But why does it matter? Is it just a matter of erudition, of discovering facts for the simple fact of knowing them? No. It is a matter of placing Filipinos in the history of Canada. This country is so often presented as a “white” country, one created and built by people of European descent. Historians of Asian Canadians, though, know how wrong this is. Canadian history in the past five decades have been pushed to include the effects of Asians in Canada, but within that group Filipinos have been left out. Today, many still think that garment workers were the first settlers in Winnipeg – the story of healthcare workers prior is still not well known. What more can be said of Filipinos in Canada when we look back to 1861 and beyond?
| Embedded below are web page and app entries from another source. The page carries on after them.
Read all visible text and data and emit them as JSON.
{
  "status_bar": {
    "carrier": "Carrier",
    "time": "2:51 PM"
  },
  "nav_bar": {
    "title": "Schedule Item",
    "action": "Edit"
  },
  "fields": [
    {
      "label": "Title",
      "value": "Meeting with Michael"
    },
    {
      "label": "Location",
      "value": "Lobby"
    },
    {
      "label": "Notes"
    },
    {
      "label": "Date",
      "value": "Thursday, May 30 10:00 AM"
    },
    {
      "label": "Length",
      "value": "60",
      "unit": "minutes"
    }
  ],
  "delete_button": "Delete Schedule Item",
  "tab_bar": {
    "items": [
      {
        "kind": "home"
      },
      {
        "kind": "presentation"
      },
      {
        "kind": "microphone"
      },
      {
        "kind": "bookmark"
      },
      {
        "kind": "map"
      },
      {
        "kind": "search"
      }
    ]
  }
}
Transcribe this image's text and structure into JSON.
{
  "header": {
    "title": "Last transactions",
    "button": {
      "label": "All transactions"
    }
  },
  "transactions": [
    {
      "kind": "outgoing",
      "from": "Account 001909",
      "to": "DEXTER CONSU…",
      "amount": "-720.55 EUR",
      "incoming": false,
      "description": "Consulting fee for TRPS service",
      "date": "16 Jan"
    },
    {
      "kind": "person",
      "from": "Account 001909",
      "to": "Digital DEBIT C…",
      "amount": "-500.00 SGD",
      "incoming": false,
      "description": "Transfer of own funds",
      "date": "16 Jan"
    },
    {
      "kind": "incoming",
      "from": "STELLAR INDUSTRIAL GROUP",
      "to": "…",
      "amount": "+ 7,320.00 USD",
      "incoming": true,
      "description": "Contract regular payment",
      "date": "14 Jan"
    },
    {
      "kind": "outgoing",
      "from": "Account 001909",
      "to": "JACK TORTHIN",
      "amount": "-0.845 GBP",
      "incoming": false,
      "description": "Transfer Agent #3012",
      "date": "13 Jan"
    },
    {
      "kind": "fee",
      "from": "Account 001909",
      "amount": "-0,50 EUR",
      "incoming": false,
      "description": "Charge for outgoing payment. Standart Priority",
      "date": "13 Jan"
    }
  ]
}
This brings me to the overall point of this piece. Recently, a push has been made to erect a tombstone on his grave, along with a short documentary film. This has been spurred by former Winnipeger, Ted Alcuitas – the founder of Western Canada’s first Filipino newspaper, the Silangan – who has set up a GoFundMe page (https://gofund.me/421748ex). Flores was buried in an unmarked grave, identified by the tireless work of Joseph Lopez. Ted, as his friends know him, is a forever proponent of the Filipino community in Canada. He recently has played a crucial role in editing Magdaragat, a compilation of Filipino Canadian literature that has received international attention. As of writing, there is $2570 raised of the goal of $10,000. Tombstones are not cheap and honouring the life of Benson Flores is important.

One might imagine that Benson had no idea anyone would fret so much over his life, but he represents the experiences of so many in Canada. Benson, by all records, was loved by his neighbours; his work ethic and conviviality reflects the broader Filipino Canadian community. I implore us all to view Ted Alcuitas’ GoFundMe page (https://gofund.me/421748ex) and give what we can. Let us all commemorate and celebrate not only Benson Flores (and the research of Joseph Lopez and many other researchers), but every single Filipino who lives and have lived their lives in Canada.

Jon Malek is an Assistant Professor of History at Providence University College. His research is on the history of the Philippines and the Filipino diaspora. His current writing projects include a book on the history of Filipinos in Canada and a project on Filipino food and culture.